Section 2. Pre-Demo Qualification Review #
You should also repeat simple qualifying information from the SDR (or if you’re a full-stack AE, from yourself). At Abacus, we have a specialized sales team, so our superstar SDR’s gather answers to basic situational questions while setting the appointment like:
- What is your current accounting solution?
- Do you have both incoming corporate card & reimbursable expenses?
- About how many expense reports do you handle in a given month?
- What role do you hold in the organization? Would anyone else in the department be interested in attending? What roles do they play?
Even if a lot of this info is redundantly noted inside your CRM, it will help you mentally prepare for the demo if you write it to paper. Restating this situational information to confirm your previous conversation will help you avoid spending valuable demo time on surface issues, so you can quickly dive into 2nd order questions, deeper needs assessment, and the Wow! factors of your product.
Section 3. The In-Demo Itinerary #
Learning to demo software, grokking a new product/market, and developing closing fundamentals all at the same time can be downright overwhelming when you’re learning to flap your wings. It’s far easier to make progress in series vs. parallel, so let this part of the worksheet back you up in the “when” and “what” department as you work these conditions into muscle memory.
I’ve shared a slice of the general Abacus demo process for an example. (you’ll want to customize this to your company specifics of course.)
This part might be the most important step: it serves as your compass, the “YOU ARE HERE” arrow at any given moment when you inevitably get flustered as a newbie. As a result of not having to find your place, you’ll also find yourself punctuating with selling points at natural breaks in conversation and transition points, instead of adding them in awkwardly and sporadically.
Section 4. Demo Resolution + Q&A #
Before every demo ends, closers should gather two pieces of information from the prospect to maximize the probability of a sale and to improve their next demo: 1) What are your first impressions of the product? 2a) (If positive) is there anything preventing you from at least giving it a try? For the most honest answers, make sure to give the client a chance to answer by pausing completely after asking a question. 2b) If negative, we really value any form of customer feedback, can you help me understand your ideal solution so I can share your concerns with Product?
Section 5. Post Demo Self Assessment #

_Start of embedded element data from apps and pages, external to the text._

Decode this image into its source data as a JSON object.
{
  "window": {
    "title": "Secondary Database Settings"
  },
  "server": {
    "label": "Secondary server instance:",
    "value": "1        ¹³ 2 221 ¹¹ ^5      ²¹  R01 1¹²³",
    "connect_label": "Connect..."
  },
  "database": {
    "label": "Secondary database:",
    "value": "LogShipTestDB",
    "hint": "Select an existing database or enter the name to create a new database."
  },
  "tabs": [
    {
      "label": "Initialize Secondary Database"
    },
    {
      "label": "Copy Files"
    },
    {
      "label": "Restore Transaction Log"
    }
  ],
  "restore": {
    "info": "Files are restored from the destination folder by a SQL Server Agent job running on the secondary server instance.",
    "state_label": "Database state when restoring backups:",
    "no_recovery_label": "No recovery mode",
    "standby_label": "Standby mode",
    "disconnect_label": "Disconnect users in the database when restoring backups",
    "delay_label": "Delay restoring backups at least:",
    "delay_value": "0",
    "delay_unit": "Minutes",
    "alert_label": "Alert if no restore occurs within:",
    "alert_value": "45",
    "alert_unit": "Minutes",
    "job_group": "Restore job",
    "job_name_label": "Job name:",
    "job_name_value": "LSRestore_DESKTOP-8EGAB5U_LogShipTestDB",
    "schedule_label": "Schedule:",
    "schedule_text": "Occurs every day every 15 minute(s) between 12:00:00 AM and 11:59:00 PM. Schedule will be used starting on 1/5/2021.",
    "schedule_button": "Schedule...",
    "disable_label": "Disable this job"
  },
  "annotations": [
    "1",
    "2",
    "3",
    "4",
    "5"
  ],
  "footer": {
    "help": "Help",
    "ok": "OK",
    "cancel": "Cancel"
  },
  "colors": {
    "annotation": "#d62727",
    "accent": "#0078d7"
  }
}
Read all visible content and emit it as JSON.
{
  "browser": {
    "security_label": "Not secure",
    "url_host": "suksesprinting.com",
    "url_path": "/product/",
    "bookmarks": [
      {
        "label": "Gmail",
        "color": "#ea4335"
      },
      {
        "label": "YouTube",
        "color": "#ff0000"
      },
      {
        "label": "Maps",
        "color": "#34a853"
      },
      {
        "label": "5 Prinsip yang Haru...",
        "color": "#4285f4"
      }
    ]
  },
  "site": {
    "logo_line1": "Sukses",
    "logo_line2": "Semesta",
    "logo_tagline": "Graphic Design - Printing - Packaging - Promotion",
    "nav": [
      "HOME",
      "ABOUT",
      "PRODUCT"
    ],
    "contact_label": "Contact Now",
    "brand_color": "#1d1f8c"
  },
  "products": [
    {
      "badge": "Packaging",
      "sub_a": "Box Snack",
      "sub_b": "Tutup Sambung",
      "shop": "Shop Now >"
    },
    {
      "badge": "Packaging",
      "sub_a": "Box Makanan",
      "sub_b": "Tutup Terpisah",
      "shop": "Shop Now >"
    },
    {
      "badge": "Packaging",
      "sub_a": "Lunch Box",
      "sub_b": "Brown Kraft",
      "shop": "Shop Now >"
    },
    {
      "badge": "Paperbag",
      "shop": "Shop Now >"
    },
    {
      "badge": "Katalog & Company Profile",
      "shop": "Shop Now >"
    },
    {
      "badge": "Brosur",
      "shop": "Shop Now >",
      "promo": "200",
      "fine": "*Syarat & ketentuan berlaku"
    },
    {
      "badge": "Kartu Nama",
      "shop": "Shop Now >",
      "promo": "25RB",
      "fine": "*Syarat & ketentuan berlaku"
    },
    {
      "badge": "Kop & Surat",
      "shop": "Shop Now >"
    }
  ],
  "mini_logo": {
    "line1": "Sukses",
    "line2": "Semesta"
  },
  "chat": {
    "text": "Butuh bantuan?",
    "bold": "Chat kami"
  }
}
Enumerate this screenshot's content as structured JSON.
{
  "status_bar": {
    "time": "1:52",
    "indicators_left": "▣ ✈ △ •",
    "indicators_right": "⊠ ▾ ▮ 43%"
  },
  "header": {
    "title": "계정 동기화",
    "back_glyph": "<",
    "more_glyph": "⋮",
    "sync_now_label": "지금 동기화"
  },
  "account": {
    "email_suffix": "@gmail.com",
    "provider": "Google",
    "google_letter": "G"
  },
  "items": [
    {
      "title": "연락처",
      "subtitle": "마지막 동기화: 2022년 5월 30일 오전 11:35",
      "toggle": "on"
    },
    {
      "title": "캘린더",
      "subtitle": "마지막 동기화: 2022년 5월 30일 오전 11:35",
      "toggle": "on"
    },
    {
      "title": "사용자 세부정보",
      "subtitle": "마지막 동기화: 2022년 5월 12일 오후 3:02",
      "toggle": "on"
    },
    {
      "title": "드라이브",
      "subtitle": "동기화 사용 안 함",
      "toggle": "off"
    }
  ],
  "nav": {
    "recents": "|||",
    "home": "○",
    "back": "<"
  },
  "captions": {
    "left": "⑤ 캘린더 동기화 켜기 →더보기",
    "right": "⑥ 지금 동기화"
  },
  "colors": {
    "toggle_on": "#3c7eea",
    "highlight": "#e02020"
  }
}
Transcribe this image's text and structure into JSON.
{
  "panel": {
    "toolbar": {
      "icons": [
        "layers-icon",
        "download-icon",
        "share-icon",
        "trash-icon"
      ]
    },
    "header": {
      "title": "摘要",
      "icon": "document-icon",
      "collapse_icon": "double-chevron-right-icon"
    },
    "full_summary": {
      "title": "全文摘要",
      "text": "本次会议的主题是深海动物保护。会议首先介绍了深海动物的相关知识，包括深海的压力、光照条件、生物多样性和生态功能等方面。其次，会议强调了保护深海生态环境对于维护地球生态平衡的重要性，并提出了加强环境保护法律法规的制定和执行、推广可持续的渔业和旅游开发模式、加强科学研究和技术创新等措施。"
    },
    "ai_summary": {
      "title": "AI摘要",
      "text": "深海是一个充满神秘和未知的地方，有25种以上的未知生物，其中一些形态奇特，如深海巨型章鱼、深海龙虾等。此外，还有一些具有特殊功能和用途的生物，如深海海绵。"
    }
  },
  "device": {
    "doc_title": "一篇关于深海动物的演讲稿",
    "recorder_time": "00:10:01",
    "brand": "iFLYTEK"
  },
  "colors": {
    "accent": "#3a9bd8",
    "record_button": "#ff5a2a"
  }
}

Self-assessment is what separates the fastest growing closers from those that stagnate. After turning off the screen share (and turning off the audio, that’s a story for another day)… ask yourself, what did I do well? What questions made me sweat and stammer? What feature do I clearly need to google or ask my manager/CTO about? What feature did they absolutely LOVE? What made them uneasy? What made them curious? Is there a better way to say that awkward thing I said?
Make no mistake, my very first worksheet intentionally limited me to an overly formal, rigid sales process, but that’s exactly what I needed at the time. The spirit of the worksheet is to inch your baseline of confidence and sales knowledge higher and squeeze the most education out of each and every demo. Bowling with the bumpers first helped me hit strikes on-demand later. The nuance and instincts of closing will come with time as you try everything, you’ll quickly figure out what sticks and what flops.
Use this general structure and the aforementioned sections as building blocks. Get self-assessment in front of your workflow as soon as possible. When 100 demos pass, you’ll find that you’ve internalized the cadence of a sales demo, you’ll more naturally feel the pulse of a buyer, and most importantly you won’t need a piece of paper anymore!